(Excerpts from an interface dataset)
------------------------------
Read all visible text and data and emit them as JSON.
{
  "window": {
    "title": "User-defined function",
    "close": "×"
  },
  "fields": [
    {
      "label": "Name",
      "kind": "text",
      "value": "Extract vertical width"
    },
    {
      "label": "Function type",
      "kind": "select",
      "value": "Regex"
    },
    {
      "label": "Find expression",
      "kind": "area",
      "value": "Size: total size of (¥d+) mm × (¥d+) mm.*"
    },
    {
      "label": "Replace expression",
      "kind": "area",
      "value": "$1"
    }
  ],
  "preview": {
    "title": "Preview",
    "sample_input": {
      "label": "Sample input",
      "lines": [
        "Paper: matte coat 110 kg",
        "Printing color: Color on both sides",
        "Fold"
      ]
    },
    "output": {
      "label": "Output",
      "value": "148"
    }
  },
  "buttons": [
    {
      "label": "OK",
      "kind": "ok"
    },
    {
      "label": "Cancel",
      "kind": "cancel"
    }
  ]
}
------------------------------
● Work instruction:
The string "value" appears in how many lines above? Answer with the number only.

● Response area:
5